Charities distributing food to homeless migrants in the French port allege 600 acts of intimidation by officers, including teargassing.
President of region that includes Calais, Boulogne and Dunkirk, urged EU to review decision to ship goods via Belgium and Netherlands instead.
Each year many Vietnamese migrants arrive in France after trekking across Europe in their long and arduous bid to get to the United Kingdom. For hundreds of them the last stop before their attempt to cross the English Channel is a discreet camp at Angres one hundred kilometres from the Port of Calais and which is known locally as 'Vietnam City'. The camp is controlled by traffickers, who are fiercely protective of their 'prime location' next to the main motorway to the Channel and next to a service station where UK-bound lorries park. But as Elisa Perrigueur reports, even if the Vietnamese migrants do make it to Britain, many will find themselves working as modern day slaves on illegal cannabis farms.

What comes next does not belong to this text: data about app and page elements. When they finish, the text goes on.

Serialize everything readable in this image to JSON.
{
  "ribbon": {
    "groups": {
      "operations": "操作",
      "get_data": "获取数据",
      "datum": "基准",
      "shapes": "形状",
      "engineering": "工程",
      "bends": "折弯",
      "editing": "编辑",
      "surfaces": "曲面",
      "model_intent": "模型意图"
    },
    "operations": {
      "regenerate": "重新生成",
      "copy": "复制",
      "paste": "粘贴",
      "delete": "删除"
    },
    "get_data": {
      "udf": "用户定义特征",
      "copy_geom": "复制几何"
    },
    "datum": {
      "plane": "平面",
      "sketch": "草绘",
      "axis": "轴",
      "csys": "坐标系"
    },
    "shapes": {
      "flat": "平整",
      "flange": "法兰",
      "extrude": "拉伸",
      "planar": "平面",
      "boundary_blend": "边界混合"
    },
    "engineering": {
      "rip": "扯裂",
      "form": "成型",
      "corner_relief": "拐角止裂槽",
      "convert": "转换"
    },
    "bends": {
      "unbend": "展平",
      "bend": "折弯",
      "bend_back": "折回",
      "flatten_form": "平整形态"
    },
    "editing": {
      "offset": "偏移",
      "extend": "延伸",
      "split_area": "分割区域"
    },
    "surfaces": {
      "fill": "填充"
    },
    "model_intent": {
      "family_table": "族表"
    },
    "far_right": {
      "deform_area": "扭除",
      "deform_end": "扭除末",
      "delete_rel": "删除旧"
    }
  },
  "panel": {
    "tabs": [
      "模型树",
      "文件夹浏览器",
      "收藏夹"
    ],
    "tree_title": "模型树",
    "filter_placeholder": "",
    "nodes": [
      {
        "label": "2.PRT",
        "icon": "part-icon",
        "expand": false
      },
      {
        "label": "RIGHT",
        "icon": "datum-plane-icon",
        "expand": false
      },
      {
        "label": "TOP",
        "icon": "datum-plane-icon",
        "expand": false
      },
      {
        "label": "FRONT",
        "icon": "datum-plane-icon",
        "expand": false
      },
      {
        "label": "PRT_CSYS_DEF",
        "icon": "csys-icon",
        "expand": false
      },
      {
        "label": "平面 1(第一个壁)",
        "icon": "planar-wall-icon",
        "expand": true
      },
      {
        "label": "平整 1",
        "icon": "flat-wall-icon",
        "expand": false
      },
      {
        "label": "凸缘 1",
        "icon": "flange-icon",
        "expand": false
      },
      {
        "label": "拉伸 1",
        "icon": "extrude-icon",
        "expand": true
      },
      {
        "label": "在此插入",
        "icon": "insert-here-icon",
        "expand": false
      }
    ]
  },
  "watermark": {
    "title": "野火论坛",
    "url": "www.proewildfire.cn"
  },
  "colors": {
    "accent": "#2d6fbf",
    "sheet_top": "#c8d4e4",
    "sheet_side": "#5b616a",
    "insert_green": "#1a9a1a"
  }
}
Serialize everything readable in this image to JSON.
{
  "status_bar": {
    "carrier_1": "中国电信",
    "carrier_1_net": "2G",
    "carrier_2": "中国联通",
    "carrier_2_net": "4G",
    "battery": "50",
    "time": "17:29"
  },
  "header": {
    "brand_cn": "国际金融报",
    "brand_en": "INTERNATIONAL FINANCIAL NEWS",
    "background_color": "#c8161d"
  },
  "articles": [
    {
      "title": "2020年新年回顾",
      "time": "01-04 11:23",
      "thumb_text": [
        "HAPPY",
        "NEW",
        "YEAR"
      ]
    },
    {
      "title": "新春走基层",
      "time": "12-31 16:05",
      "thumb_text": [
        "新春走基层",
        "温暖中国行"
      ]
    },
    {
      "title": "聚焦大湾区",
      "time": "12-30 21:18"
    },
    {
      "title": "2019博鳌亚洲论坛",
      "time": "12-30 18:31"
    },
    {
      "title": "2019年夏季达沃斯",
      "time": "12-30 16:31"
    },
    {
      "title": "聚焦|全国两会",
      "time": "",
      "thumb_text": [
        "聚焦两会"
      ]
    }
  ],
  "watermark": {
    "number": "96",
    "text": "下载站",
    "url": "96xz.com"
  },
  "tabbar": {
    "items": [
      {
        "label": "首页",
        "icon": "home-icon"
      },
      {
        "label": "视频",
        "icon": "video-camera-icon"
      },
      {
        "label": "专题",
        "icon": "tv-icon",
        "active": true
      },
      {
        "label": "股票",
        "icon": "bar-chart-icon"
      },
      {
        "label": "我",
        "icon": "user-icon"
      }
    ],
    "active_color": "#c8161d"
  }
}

Britain's struggling National Health Service, which pro-Brexit leaders misleadingly promised would recieve a windfall from the country's exit from the EU, is discreetly sending patients on lengthy waiting lists for far quicker treatment in France, like this Brexit supporter who, facing a year to have knee surgery, found relief in just ten days.
New arrivals in France lack rights and help in navigating minefield of bureaucracy, French MPs have been told.
Since 1999, an estimated 170 migrants desperately seeking a clandestine passage across the Channel to Britain have died in road accidents in and around the port of Calais in northern France, 37 of them since 2015. One former police officer said the situation became so grim “it was humanly impossible to pick up more bodies from the road”. One of the most recent victims was a 22-year-old Eritrean whose mutilated body was found on a motorway last month after he was run over by a truck whose driver fled the scene. Elisa Perrigueur reports from Calais, where she met with Biniam's relatives as they prepared the return of his body home to north-east Africa.
A recent battle between groups of migrants in Calais left 21 people injured, including five with gunshot wounds. Four were left in a critical condition. Local voluntary groups on the ground say that the situation in the Channel port town has got worse in recent weeks, notably after a visit by President Emmanuel Macron and because of a policy of not allowing any new migrant camps to spring up. Elisa Perrigueur reports from Calais.
Interior minister Gérard Collomb told reporters in Calais that he blamed 'totally organized' gangs for the fight that left 22 injured, some seriously.
Casualties were shot during fight involving Afghans and Eritreans who had been queueing for food handouts.
French fishermen mounted a blockade of the ports of Calais and Boulogne, both major hubs for cross-Channel transport, in protest at the use, notably by Dutch fishing fleets, of electric stunning of fish, known as pulse fishing, which they complain is rapidly depleting stocks and which the European Parliament has voted to outlaw.
Abdullah Dilsouz, a 15-year-old Afghan who had a legal right to enter the UK under family reunification legislation, was one of three asylum-seekers to be killed over recent weeks on the roads around the French port, as NGOs say migrants are taking increasing risks to cross the Channel amid worsening living conditions.
French President Emmanuel Macron, visiting the Channel port of Calais on Tuesday, insisted that migrants seeking to cross to Britain would be prevented from regrouping in camps akin to the infamous 'Jungle', once home to 7,000 people, which was demolished in 2016.
French presidency says that 'ways to improve the handling of migrants on the common border in Calais' will be discussed at the bilateral in UK.